**DIRECTIONS:** Could you please repeat the entries below word for word, with the images left out?

_ _ _ _ _

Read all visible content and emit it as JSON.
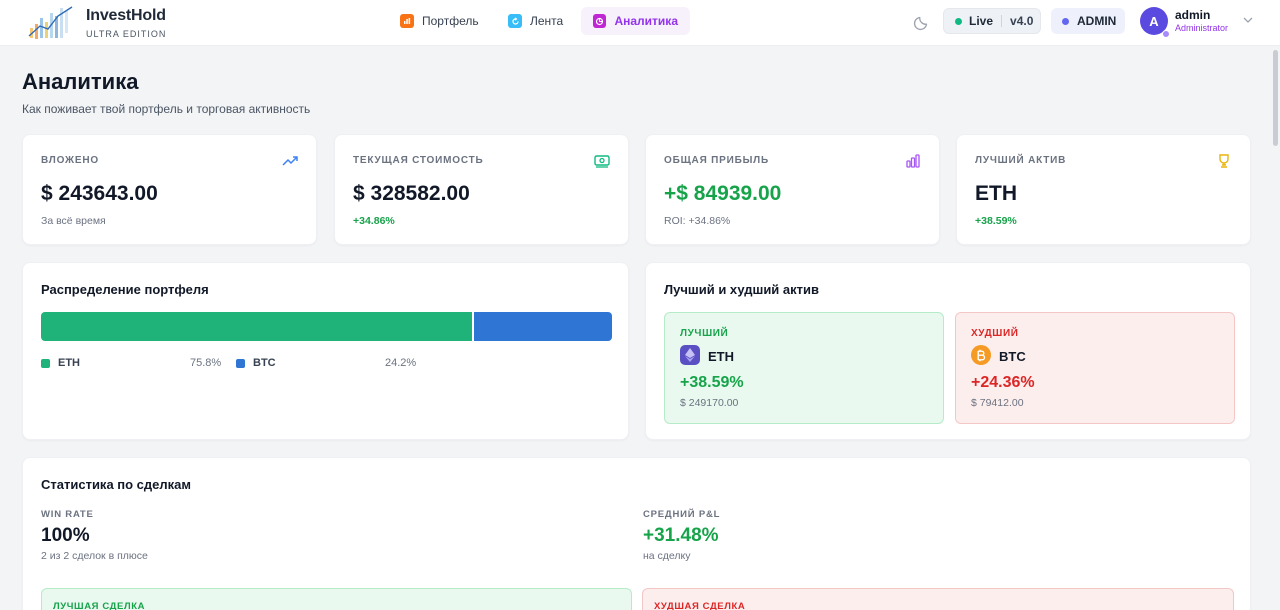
{
  "app": {
    "name": "InvestHold",
    "edition": "ULTRA EDITION"
  },
  "nav": {
    "tabs": [
      {
        "label": "Портфель",
        "icon": "portfolio-icon",
        "color": "#f97316",
        "active": false
      },
      {
        "label": "Лента",
        "icon": "feed-icon",
        "color": "#38bdf8",
        "active": false
      },
      {
        "label": "Аналитика",
        "icon": "analytics-icon",
        "color": "#c026d3",
        "active": true
      }
    ]
  },
  "status": {
    "live_label": "Live",
    "version": "v4.0",
    "role_badge": "ADMIN"
  },
  "user": {
    "initial": "A",
    "name": "admin",
    "role": "Administrator"
  },
  "page": {
    "title": "Аналитика",
    "subtitle": "Как поживает твой портфель и торговая активность"
  },
  "stats": [
    {
      "label": "ВЛОЖЕНО",
      "value": "$ 243643.00",
      "note": "За всё время",
      "icon": "trending-up-icon"
    },
    {
      "label": "ТЕКУЩАЯ СТОИМОСТЬ",
      "value": "$ 328582.00",
      "note": "+34.86%",
      "icon": "cash-icon"
    },
    {
      "label": "ОБЩАЯ ПРИБЫЛЬ",
      "value": "+$ 84939.00",
      "note": "ROI: +34.86%",
      "icon": "bar-chart-icon"
    },
    {
      "label": "ЛУЧШИЙ АКТИВ",
      "value": "ETH",
      "note": "+38.59%",
      "icon": "trophy-icon"
    }
  ],
  "allocation": {
    "title": "Распределение портфеля",
    "items": [
      {
        "name": "ETH",
        "percent": 75.8,
        "percent_label": "75.8%",
        "color": "#1fb37a"
      },
      {
        "name": "BTC",
        "percent": 24.2,
        "percent_label": "24.2%",
        "color": "#2e75d4"
      }
    ]
  },
  "best_worst": {
    "title": "Лучший и худший актив",
    "best": {
      "kind": "ЛУЧШИЙ",
      "symbol": "ETH",
      "change": "+38.59%",
      "amount": "$ 249170.00",
      "icon": "ethereum-icon"
    },
    "worst": {
      "kind": "ХУДШИЙ",
      "symbol": "BTC",
      "change": "+24.36%",
      "amount": "$ 79412.00",
      "icon": "bitcoin-icon"
    }
  },
  "trades": {
    "title": "Статистика по сделкам",
    "win_rate": {
      "label": "WIN RATE",
      "value": "100%",
      "note": "2 из 2 сделок в плюсе"
    },
    "avg_pnl": {
      "label": "СРЕДНИЙ P&L",
      "value": "+31.48%",
      "note": "на сделку"
    },
    "best_deal_label": "ЛУЧШАЯ СДЕЛКА",
    "worst_deal_label": "ХУДШАЯ СДЕЛКА"
  }
}
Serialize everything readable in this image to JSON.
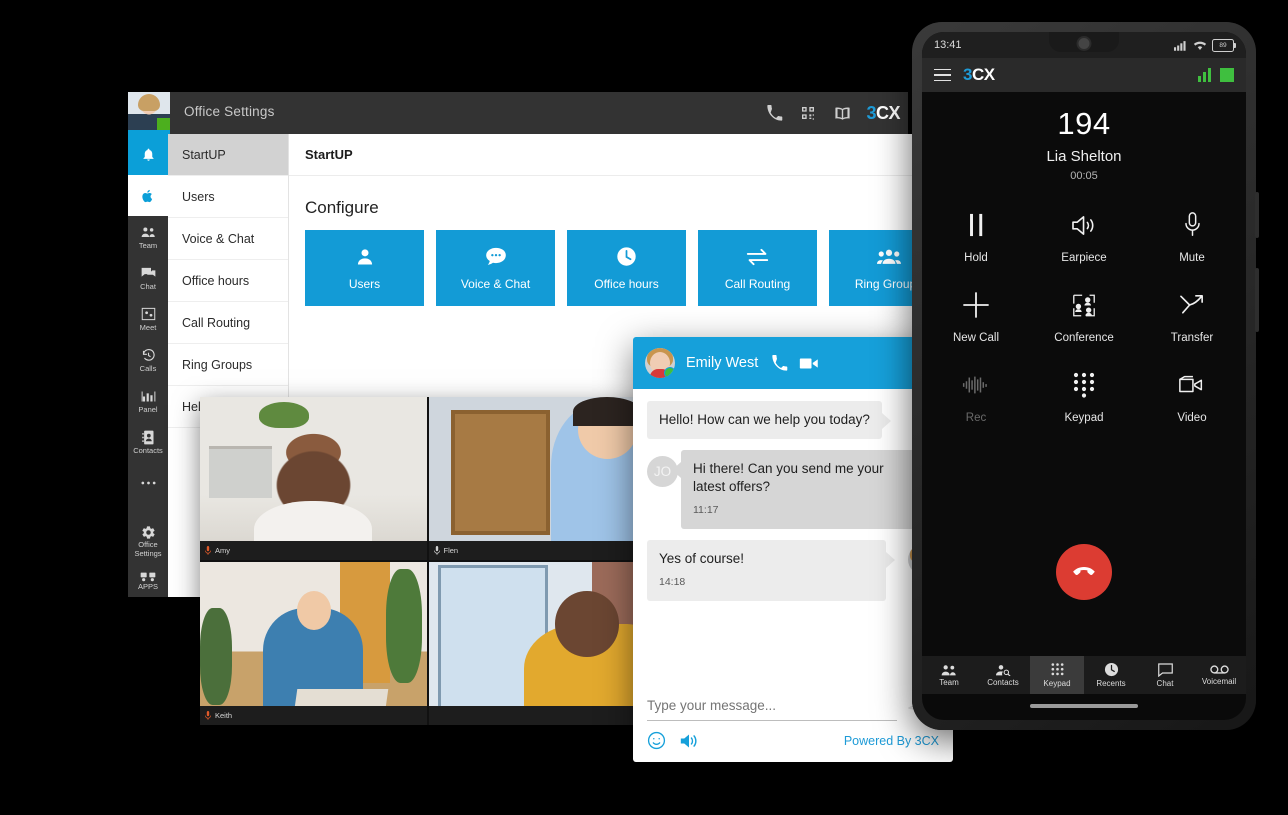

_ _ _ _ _

**SOLUTION TO THIS EXERCISE:**
Read all visible content and emit it as JSON.
{
  "app": {
    "name": "InvestHold",
    "edition": "ULTRA EDITION"
  },
  "nav": {
    "tabs": [
      {
        "label": "Портфель",
        "icon": "portfolio-icon",
        "color": "#f97316",
        "active": false
      },
      {
        "label": "Лента",
        "icon": "feed-icon",
        "color": "#38bdf8",
        "active": false
      },
      {
        "label": "Аналитика",
        "icon": "analytics-icon",
        "color": "#c026d3",
        "active": true
      }
    ]
  },
  "status": {
    "live_label": "Live",
    "version": "v4.0",
    "role_badge": "ADMIN"
  },
  "user": {
    "initial": "A",
    "name": "admin",
    "role": "Administrator"
  },
  "page": {
    "title": "Аналитика",
    "subtitle": "Как поживает твой портфель и торговая активность"
  },
  "stats": [
    {
      "label": "ВЛОЖЕНО",
      "value": "$ 243643.00",
      "note": "За всё время",
      "icon": "trending-up-icon"
    },
    {
      "label": "ТЕКУЩАЯ СТОИМОСТЬ",
      "value": "$ 328582.00",
      "note": "+34.86%",
      "icon": "cash-icon"
    },
    {
      "label": "ОБЩАЯ ПРИБЫЛЬ",
      "value": "+$ 84939.00",
      "note": "ROI: +34.86%",
      "icon": "bar-chart-icon"
    },
    {
      "label": "ЛУЧШИЙ АКТИВ",
      "value": "ETH",
      "note": "+38.59%",
      "icon": "trophy-icon"
    }
  ],
  "allocation": {
    "title": "Распределение портфеля",
    "items": [
      {
        "name": "ETH",
        "percent": 75.8,
        "percent_label": "75.8%",
        "color": "#1fb37a"
      },
      {
        "name": "BTC",
        "percent": 24.2,
        "percent_label": "24.2%",
        "color": "#2e75d4"
      }
    ]
  },
  "best_worst": {
    "title": "Лучший и худший актив",
    "best": {
      "kind": "ЛУЧШИЙ",
      "symbol": "ETH",
      "change": "+38.59%",
      "amount": "$ 249170.00",
      "icon": "ethereum-icon"
    },
    "worst": {
      "kind": "ХУДШИЙ",
      "symbol": "BTC",
      "change": "+24.36%",
      "amount": "$ 79412.00",
      "icon": "bitcoin-icon"
    }
  },
  "trades": {
    "title": "Статистика по сделкам",
    "win_rate": {
      "label": "WIN RATE",
      "value": "100%",
      "note": "2 из 2 сделок в плюсе"
    },
    "avg_pnl": {
      "label": "СРЕДНИЙ P&L",
      "value": "+31.48%",
      "note": "на сделку"
    },
    "best_deal_label": "ЛУЧШАЯ СДЕЛКА",
    "worst_deal_label": "ХУДШАЯ СДЕЛКА"
  }
}
Serialize everything readable in this image to JSON.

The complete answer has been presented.